In the past half-decade, dozens of notable journalists have transitioned into content marketing roles. The most notable of all was former Forbes and Newsweek editor Dan Lyons, whose disastrous experience at HubSpot became a hilarious and tragic best-seller. But aside from the occasional tragedy, these career switches have actually turned out pretty well.
Seventy percent of marketers plan on creating more content in 2017 than 2016. Yet roughly two-thirds of them do so without any documented strategy, and over half don’t know what a successful content marketing program looks like. This is insane. How can we expect to get the budget and resources we need if we don’t actually have a strategy for success? In this webinar, HubSpot ...
Last week, we gathered 200 of the top minds in content marketing at the Bowery Hotel for the fith annual Contently Summit. In truth, I can’t believe that it’s been five years. When we held the first Contently Summit in the fall of 2012, Mitt Romney’s “47 percent” comment qualified as a debilitating political gaffe. “Call Me Maybe” was still lingering near the top the pop charts.
A little over three years ago, Sam Slaughter, Contently’s VP of Content, asked me to run The Content Strategist. I’d been writing for the site for a couple years, and I often fantasized that Sam would notice me on the sidelines, admire my immaculate jew fro, and hand me the ball.
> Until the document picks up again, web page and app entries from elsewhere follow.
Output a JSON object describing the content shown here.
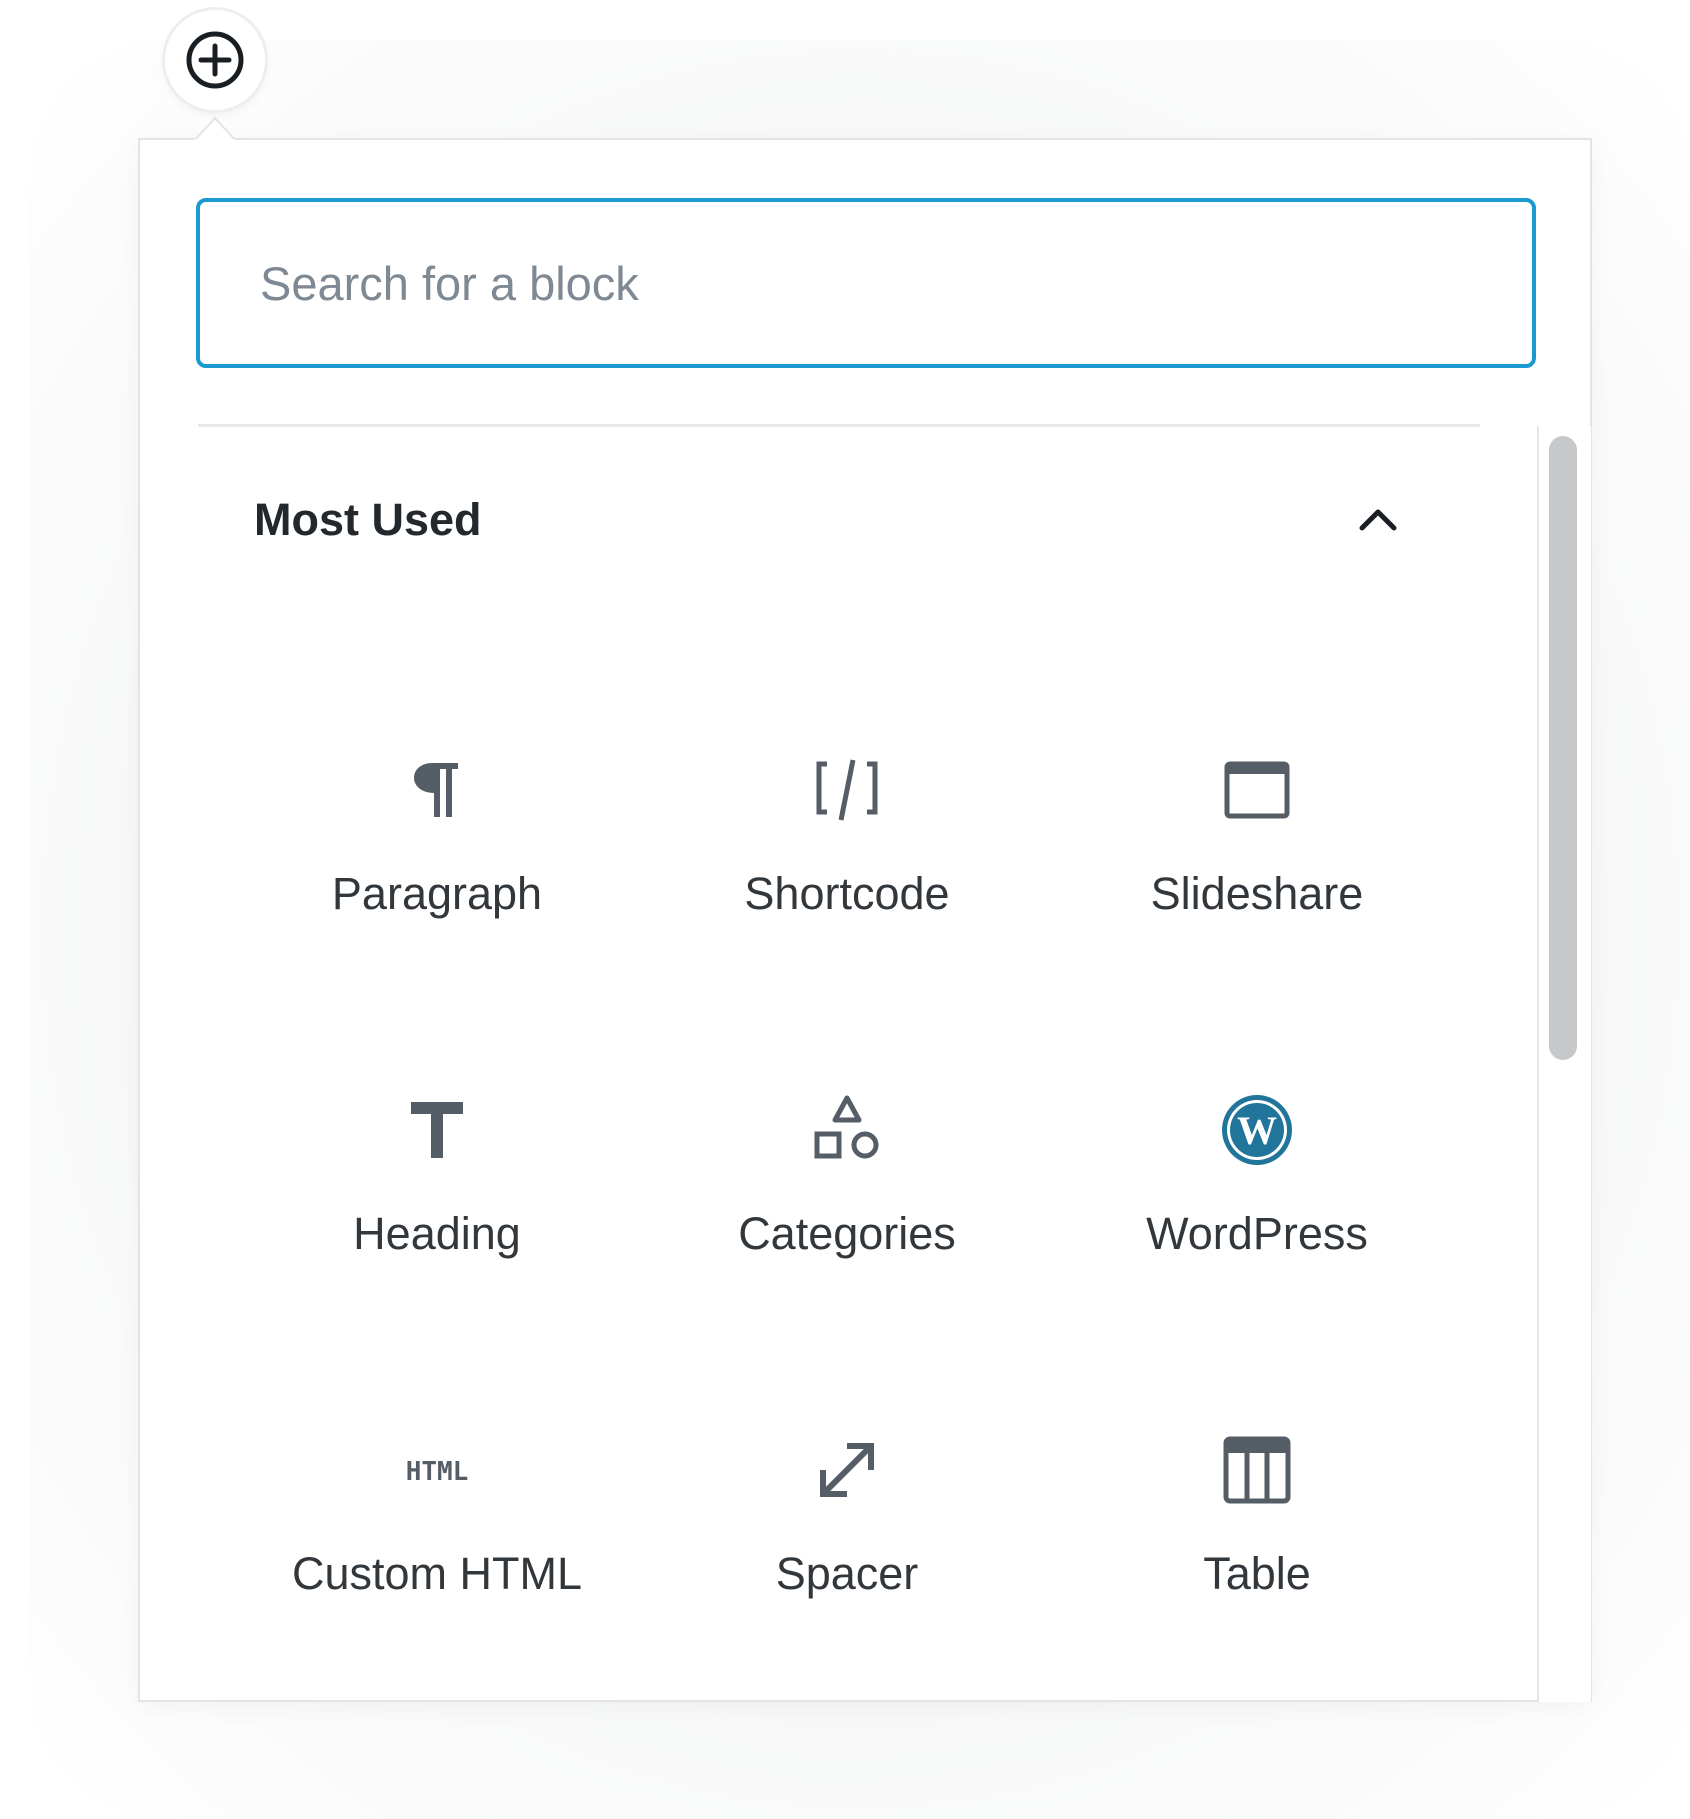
{
  "inserter": {
    "toggle_icon": "plus-circle-icon",
    "search": {
      "placeholder": "Search for a block",
      "value": ""
    },
    "panel": {
      "title": "Most Used",
      "collapse_icon": "chevron-up-icon",
      "expanded": true
    },
    "blocks": [
      {
        "label": "Paragraph",
        "icon": "paragraph-icon"
      },
      {
        "label": "Shortcode",
        "icon": "shortcode-icon"
      },
      {
        "label": "Slideshare",
        "icon": "slideshare-icon"
      },
      {
        "label": "Heading",
        "icon": "heading-icon"
      },
      {
        "label": "Categories",
        "icon": "categories-icon"
      },
      {
        "label": "WordPress",
        "icon": "wordpress-icon"
      },
      {
        "label": "Custom HTML",
        "icon": "html-icon"
      },
      {
        "label": "Spacer",
        "icon": "spacer-icon"
      },
      {
        "label": "Table",
        "icon": "table-icon"
      }
    ],
    "colors": {
      "focus_border": "#1a9ad0",
      "icon": "#555d66",
      "wordpress_brand": "#21759b",
      "text": "#32373c"
    }
  }
}
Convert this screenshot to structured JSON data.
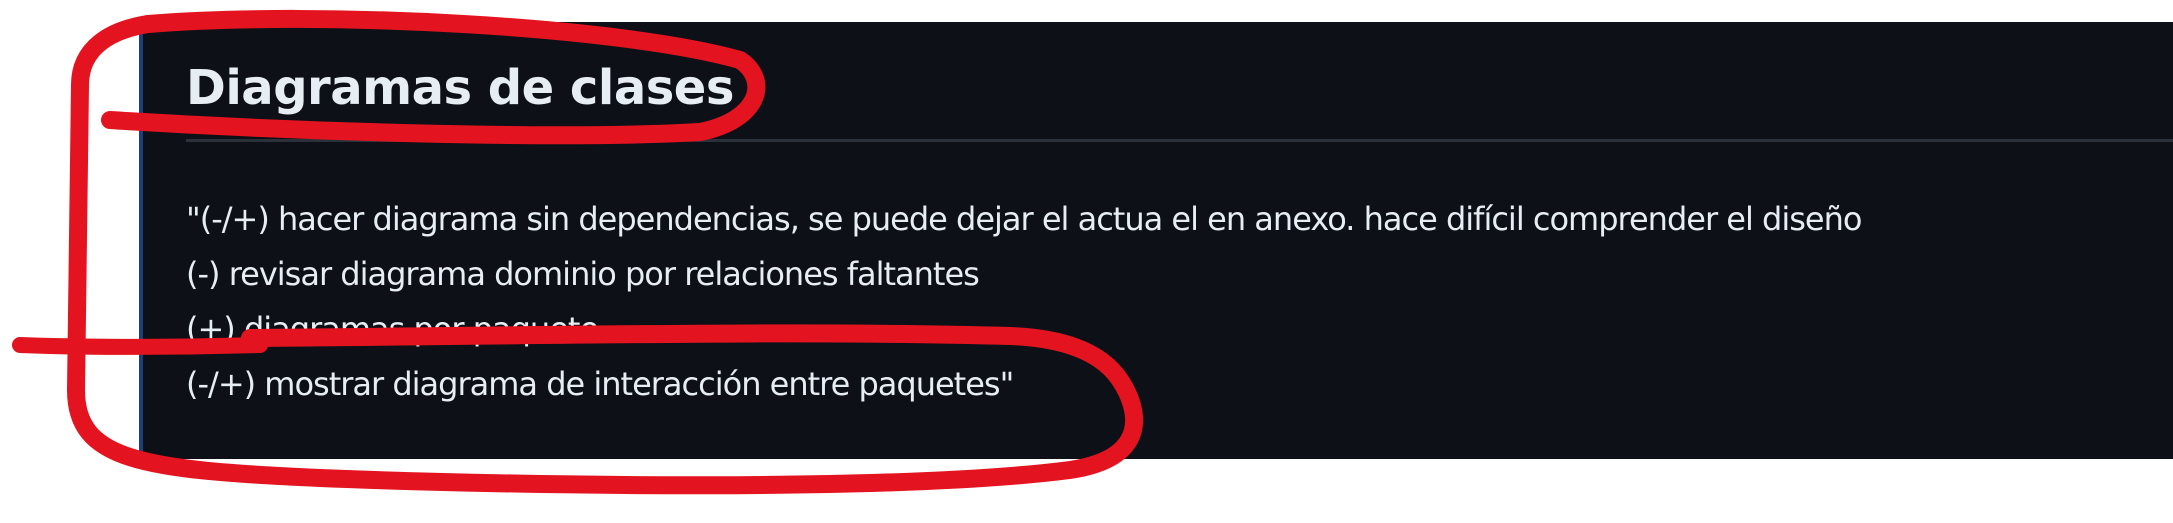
{
  "section": {
    "title": "Diagramas de clases",
    "lines": [
      "\"(-/+) hacer diagrama sin dependencias, se puede dejar el actua el en anexo. hace difícil comprender el diseño",
      "(-) revisar diagrama dominio por relaciones faltantes",
      "(+) diagramas por paquete",
      "(-/+) mostrar diagrama de interacción entre paquetes\""
    ]
  },
  "colors": {
    "panel_background": "#0d1017",
    "text": "#e6edf3",
    "divider": "#2b313a",
    "annotation_marker": "#e3141f"
  }
}
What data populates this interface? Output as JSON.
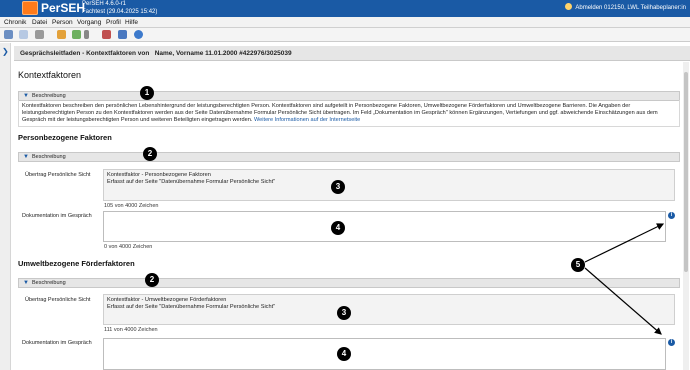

In true Contently fashion, I ran the blog for the first month as a freelancer, working remotely from Tel Aviv.